■ WHAT YOU WILL DO: When a line in the entries below contains the word "icon", copy that line.

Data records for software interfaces
- Opening Delimiter -
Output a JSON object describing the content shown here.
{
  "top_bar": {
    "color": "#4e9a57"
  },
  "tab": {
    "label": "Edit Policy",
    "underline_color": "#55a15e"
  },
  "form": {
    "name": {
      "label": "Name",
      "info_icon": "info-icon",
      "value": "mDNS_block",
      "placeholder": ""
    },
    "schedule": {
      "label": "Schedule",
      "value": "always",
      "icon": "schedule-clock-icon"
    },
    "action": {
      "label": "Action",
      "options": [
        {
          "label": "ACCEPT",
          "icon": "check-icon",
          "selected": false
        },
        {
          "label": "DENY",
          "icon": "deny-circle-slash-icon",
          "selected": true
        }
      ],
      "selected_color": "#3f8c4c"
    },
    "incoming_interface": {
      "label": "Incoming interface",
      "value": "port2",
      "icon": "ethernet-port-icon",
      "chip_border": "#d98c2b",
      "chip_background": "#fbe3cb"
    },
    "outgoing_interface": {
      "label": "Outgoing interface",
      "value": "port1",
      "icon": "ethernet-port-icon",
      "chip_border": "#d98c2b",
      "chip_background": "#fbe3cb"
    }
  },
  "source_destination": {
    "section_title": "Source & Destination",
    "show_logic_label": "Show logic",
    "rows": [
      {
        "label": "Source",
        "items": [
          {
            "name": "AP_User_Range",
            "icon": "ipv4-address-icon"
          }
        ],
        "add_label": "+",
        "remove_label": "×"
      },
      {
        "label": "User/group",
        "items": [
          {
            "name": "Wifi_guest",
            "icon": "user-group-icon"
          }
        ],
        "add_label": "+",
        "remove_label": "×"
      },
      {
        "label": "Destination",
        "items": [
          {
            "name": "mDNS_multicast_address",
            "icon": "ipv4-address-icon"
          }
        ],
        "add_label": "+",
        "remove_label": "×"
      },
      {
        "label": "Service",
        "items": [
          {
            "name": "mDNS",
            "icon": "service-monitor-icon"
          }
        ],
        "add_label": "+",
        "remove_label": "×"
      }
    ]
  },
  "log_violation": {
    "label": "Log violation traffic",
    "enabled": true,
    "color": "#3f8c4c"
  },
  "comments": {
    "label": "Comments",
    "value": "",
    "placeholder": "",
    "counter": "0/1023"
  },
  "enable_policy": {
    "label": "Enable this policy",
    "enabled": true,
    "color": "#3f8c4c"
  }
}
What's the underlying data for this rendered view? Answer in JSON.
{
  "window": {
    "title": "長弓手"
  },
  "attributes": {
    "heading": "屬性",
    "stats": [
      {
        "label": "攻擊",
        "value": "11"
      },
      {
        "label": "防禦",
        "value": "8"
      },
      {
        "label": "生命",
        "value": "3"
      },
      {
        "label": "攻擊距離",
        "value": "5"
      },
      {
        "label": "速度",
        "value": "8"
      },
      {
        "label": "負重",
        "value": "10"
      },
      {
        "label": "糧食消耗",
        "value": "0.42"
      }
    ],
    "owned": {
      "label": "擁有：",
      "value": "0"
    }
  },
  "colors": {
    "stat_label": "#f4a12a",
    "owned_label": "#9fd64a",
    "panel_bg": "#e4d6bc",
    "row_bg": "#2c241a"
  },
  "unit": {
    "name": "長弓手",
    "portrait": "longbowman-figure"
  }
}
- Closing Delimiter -
■ SOLUTION TO THE EXERCISE:
      "info_icon": "info-icon",
      "icon": "schedule-clock-icon"
          "icon": "check-icon",
          "icon": "deny-circle-slash-icon",
      "icon": "ethernet-port-icon",
      "icon": "ethernet-port-icon",
            "icon": "ipv4-address-icon"
            "icon": "user-group-icon"
            "icon": "ipv4-address-icon"
            "icon": "service-monitor-icon"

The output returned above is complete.